Instructions for the task: Repeat each entry exactly; omit all pictures.

Dataset records:
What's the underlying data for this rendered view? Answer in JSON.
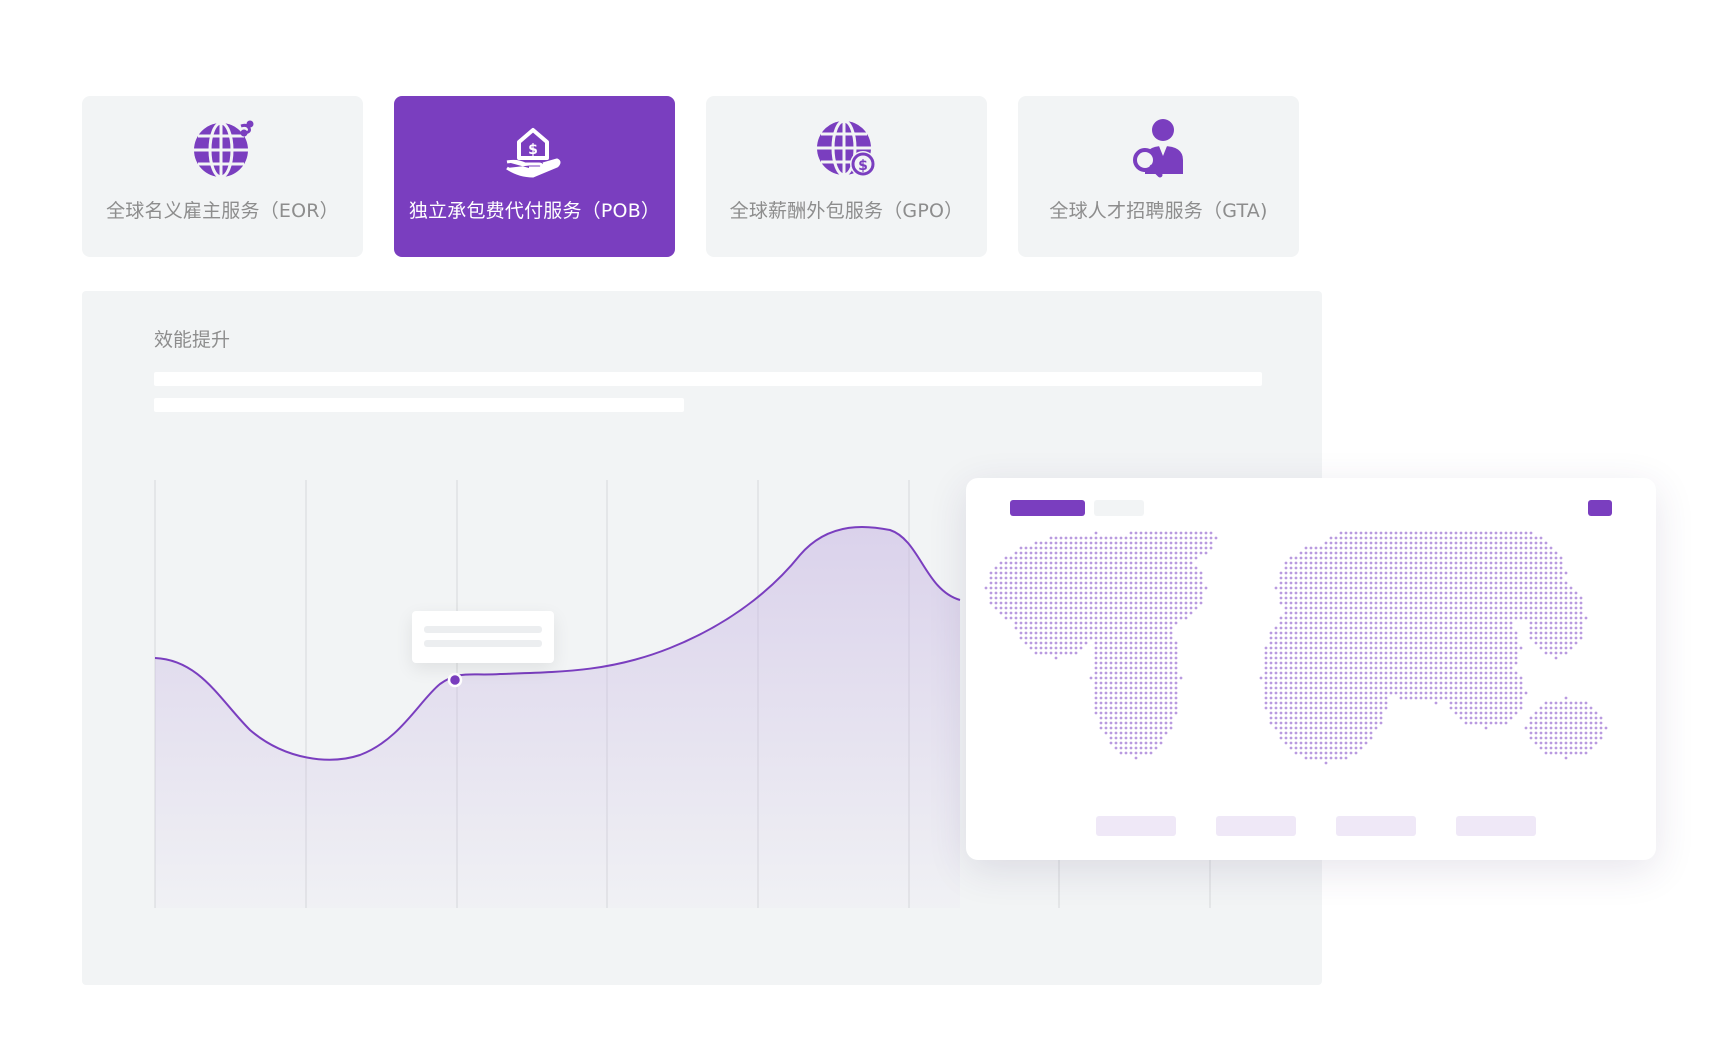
{
  "tabs": [
    {
      "label": "全球名义雇主服务（EOR）",
      "icon": "globe-icon",
      "active": false
    },
    {
      "label": "独立承包费代付服务（POB）",
      "icon": "hand-money-house-icon",
      "active": true
    },
    {
      "label": "全球薪酬外包服务（GPO）",
      "icon": "globe-dollar-icon",
      "active": false
    },
    {
      "label": "全球人才招聘服务（GTA)",
      "icon": "person-search-icon",
      "active": false
    }
  ],
  "panel": {
    "title": "效能提升"
  },
  "colors": {
    "accent": "#7a3ebf",
    "panel_bg": "#f2f4f5",
    "label_gray": "#8d8d8d",
    "map_dot": "#b99ae0"
  },
  "map_card": {
    "icon": "world-map-dotted"
  }
}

Answer to this task:
What's the underlying data for this rendered view? Answer in JSON.
{
  "tabs": [
    {
      "label": "全球名义雇主服务（EOR）",
      "icon": "globe-icon",
      "active": false
    },
    {
      "label": "独立承包费代付服务（POB）",
      "icon": "hand-money-house-icon",
      "active": true
    },
    {
      "label": "全球薪酬外包服务（GPO）",
      "icon": "globe-dollar-icon",
      "active": false
    },
    {
      "label": "全球人才招聘服务（GTA)",
      "icon": "person-search-icon",
      "active": false
    }
  ],
  "panel": {
    "title": "效能提升"
  },
  "colors": {
    "accent": "#7a3ebf",
    "panel_bg": "#f2f4f5",
    "label_gray": "#8d8d8d",
    "map_dot": "#b99ae0"
  },
  "map_card": {
    "icon": "world-map-dotted"
  }
}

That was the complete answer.